For studies accomplished in Turkish seas, it is possible to find similar percentages to Marmara Sea. In a study of sea water sourced coli form class 1 and class 2 integer and gene cassettes and antibiotic resistance characterization in East Coast of Black Sea, resistance percentages were tetracycline (%23.2), ampicillin (%20), sulfamethoxazole (%11.6), streptomycin (%9.3), chloramphenicol (%4.6), trimethoprim (%2.3), respectively . In a study of Iskenderun Gulf area, in isolated Gram negative bacteria strains, resistance percentages were, in order; ampicillin (%93.2), streptomycin (%90.2), cefazolin (%81.3), imipenem (%16.5), meropenem (%13.9), cefepime (%8), respectively .
Similar to seas of other countries, high resistance values and resistance genes which can be transferred by mobile elements like plasmid, transposing, integrand have been detected in Turkey . But intriguingly, in isolated bacteria strains coming from the samples of ship ballast tanks, cruising in most of our seas and going into and coming from Marmara Sea, high resistance to antibiotics were also identified [29,30]. This shows that the studies about the antibiotic resistance are necessary not only in medical practice but also in surface and sea waters and even in international transit ships.
Apparently, common usage of antibiotics for human and animal health causes a specific pressure on bacteria, which results with emergence and spread of antibiotic resistance. Antibiotic resistant bacteria, which are the food source for some of the organisms, can easily reach seas via rivers, streams and/or other kind of aquatic systems and spread their resistance genes to aquatic ecosystems.
Antibiotics indispensable for treatment, coming against us as "the most important and most urgent global danger: antibiotic resistance problem" in recent times. In order to solve this issue, preventing irrational use of medications, raising national awareness campaigns and creating "Rational Antibiotic Usage" educations are necessary. But in the same time, it should be known that antibiotic resistant bacteria may reach natural waters and seas, and can spread their resistance genes. In addition to successful national campaigns, inclusion of national and international environmental projects and studies are necessary for solution aims of this global problem. In this subject, Turkey continues on awareness campaigns and research projects as a strong leader in its region.
The author is grateful to Kutay M SIVRI for providing the scientific infrastructure required to carry out the paper.
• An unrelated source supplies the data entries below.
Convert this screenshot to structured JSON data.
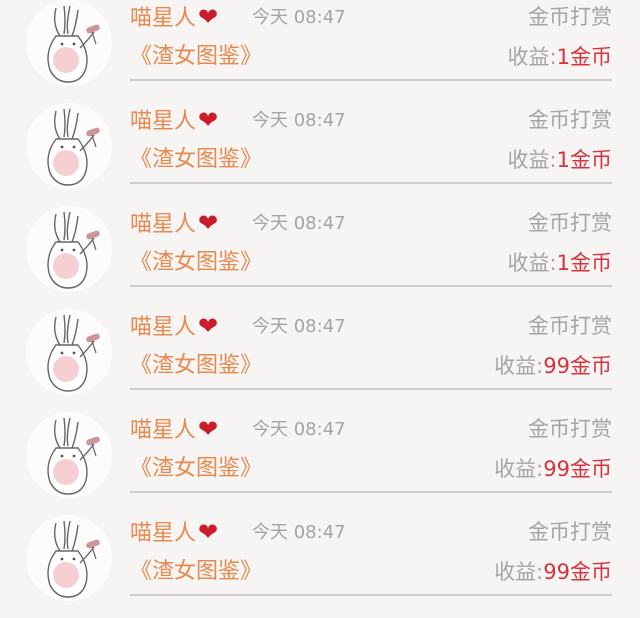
{
  "rows": [
    {
      "name": "喵星人",
      "time": "今天 08:47",
      "action": "金币打赏",
      "book": "《渣女图鉴》",
      "earn_label": "收益:",
      "earn_value": "1金币"
    },
    {
      "name": "喵星人",
      "time": "今天 08:47",
      "action": "金币打赏",
      "book": "《渣女图鉴》",
      "earn_label": "收益:",
      "earn_value": "1金币"
    },
    {
      "name": "喵星人",
      "time": "今天 08:47",
      "action": "金币打赏",
      "book": "《渣女图鉴》",
      "earn_label": "收益:",
      "earn_value": "1金币"
    },
    {
      "name": "喵星人",
      "time": "今天 08:47",
      "action": "金币打赏",
      "book": "《渣女图鉴》",
      "earn_label": "收益:",
      "earn_value": "99金币"
    },
    {
      "name": "喵星人",
      "time": "今天 08:47",
      "action": "金币打赏",
      "book": "《渣女图鉴》",
      "earn_label": "收益:",
      "earn_value": "99金币"
    },
    {
      "name": "喵星人",
      "time": "今天 08:47",
      "action": "金币打赏",
      "book": "《渣女图鉴》",
      "earn_label": "收益:",
      "earn_value": "99金币"
    }
  ],
  "icons": {
    "heart": "heart-icon",
    "avatar": "bunny-avatar"
  },
  "colors": {
    "name": "#e88a4e",
    "amount": "#d8323c",
    "muted": "#a7a3a3",
    "heart": "#cc1b2a"
  }
}
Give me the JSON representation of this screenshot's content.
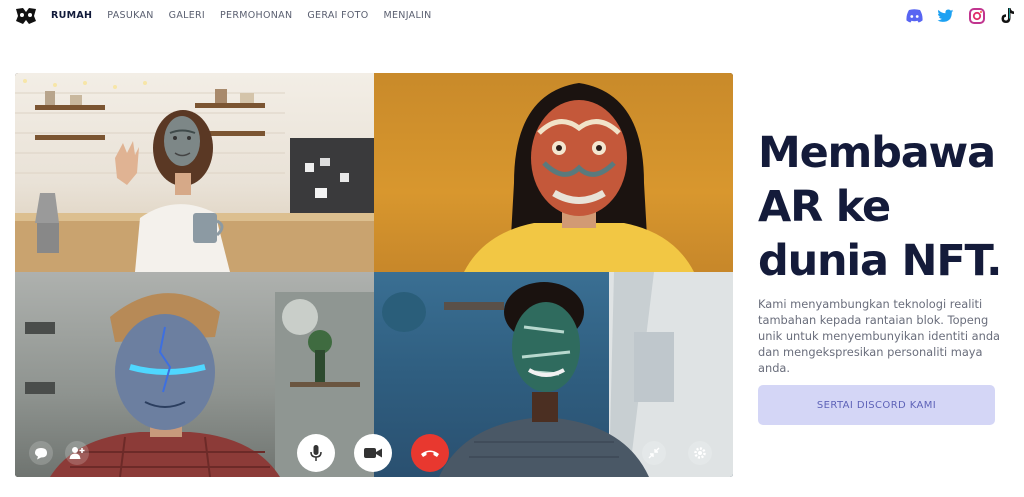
{
  "nav": {
    "links": [
      "RUMAH",
      "PASUKAN",
      "GALERI",
      "PERMOHONAN",
      "GERAI FOTO",
      "MENJALIN"
    ],
    "active_index": 0
  },
  "socials": [
    "discord-icon",
    "twitter-icon",
    "instagram-icon",
    "tiktok-icon"
  ],
  "hero": {
    "headline_lines": [
      "Membawa",
      "AR ke",
      "dunia NFT."
    ],
    "description": "Kami menyambungkan teknologi realiti tambahan kepada rantaian blok. Topeng unik untuk menyembunyikan identiti anda dan mengekspresikan personaliti maya anda.",
    "cta_label": "SERTAI DISCORD KAMI"
  },
  "call_controls": [
    "chat-icon",
    "add-user-icon",
    "microphone-icon",
    "video-camera-icon",
    "end-call-icon",
    "minimize-icon",
    "settings-icon"
  ],
  "colors": {
    "headline": "#141b3a",
    "cta_bg": "#d4d6f6",
    "cta_text": "#5e63b8",
    "end_call": "#e8382f"
  }
}
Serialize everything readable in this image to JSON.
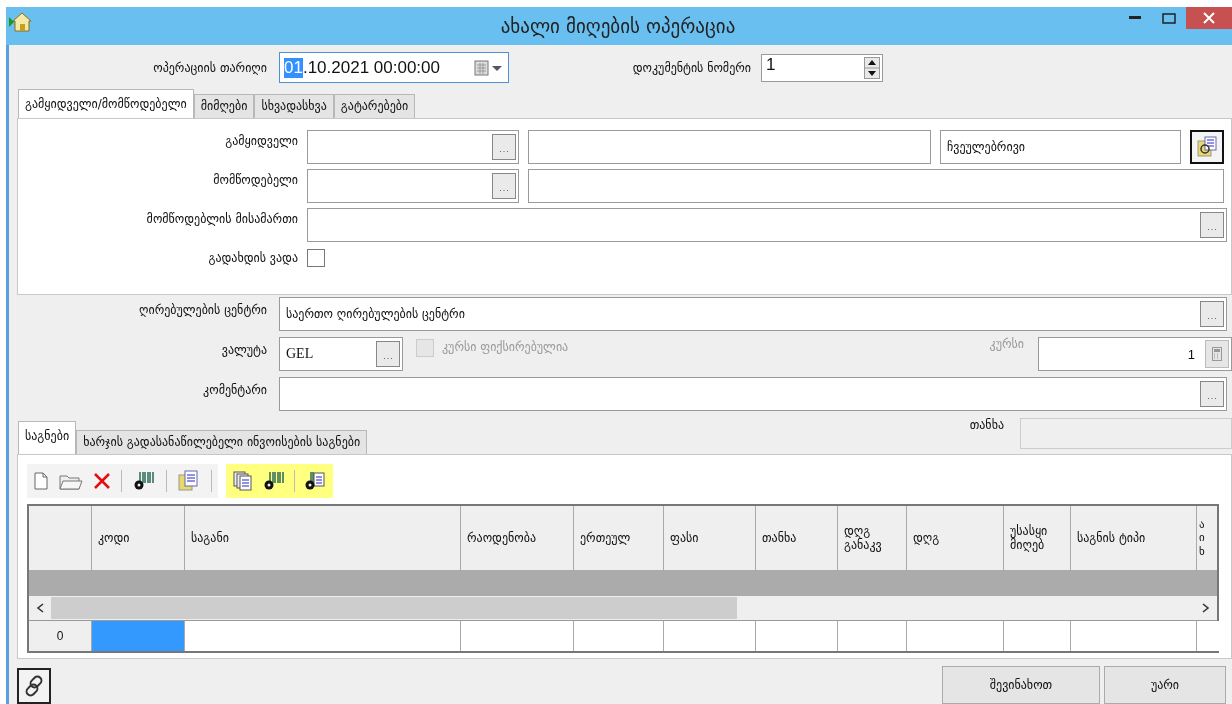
{
  "window": {
    "title": "ახალი მიღების ოპერაცია"
  },
  "header": {
    "date": {
      "label": "ოპერაციის თარიღი",
      "selected": "01",
      "rest": ".10.2021 00:00:00"
    },
    "doc_number": {
      "label": "დოკუმენტის ნომერი",
      "value": "1"
    }
  },
  "tabs": [
    {
      "label": "გამყიდველი/მომწოდებელი",
      "selected": true
    },
    {
      "label": "მიმღები",
      "selected": false
    },
    {
      "label": "სხვადასხვა",
      "selected": false
    },
    {
      "label": "გატარებები",
      "selected": false
    }
  ],
  "seller_panel": {
    "seller": {
      "label": "გამყიდველი",
      "type_value": "ჩვეულებრივი"
    },
    "supplier": {
      "label": "მომწოდებელი"
    },
    "address": {
      "label": "მომწოდებლის მისამართი"
    },
    "deadline": {
      "label": "გადახდის ვადა",
      "checked": false
    }
  },
  "cost_center": {
    "label": "ღირებულების ცენტრი",
    "value": "საერთო ღირებულების ცენტრი"
  },
  "currency": {
    "label": "ვალუტა",
    "value": "GEL",
    "fixed_rate": {
      "label": "კურსი ფიქსირებულია",
      "checked": false,
      "disabled": true
    },
    "rate": {
      "label": "კურსი",
      "value": "1"
    }
  },
  "comment": {
    "label": "კომენტარი"
  },
  "item_tabs": [
    {
      "label": "საგნები",
      "selected": true
    },
    {
      "label": "ხარჯის გადასანაწილებელი ინვოისების საგნები",
      "selected": false
    }
  ],
  "total": {
    "label": "თანხა"
  },
  "table": {
    "columns": [
      "კოდი",
      "საგანი",
      "რაოდენობა",
      "ერთეულ",
      "ფასი",
      "თანხა",
      "დღგ განაკვ",
      "დღგ",
      "უსასყი მიღებ",
      "საგნის ტიპი",
      "ა ი ხ"
    ],
    "rows": [
      {
        "number": "0"
      }
    ]
  },
  "buttons": [
    {
      "label": "შევინახოთ"
    },
    {
      "label": "უარი"
    }
  ]
}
Author would like to thank Mr. Oguz Kuzu for his critical reading and quick editing. The author has declared no conflict of interest.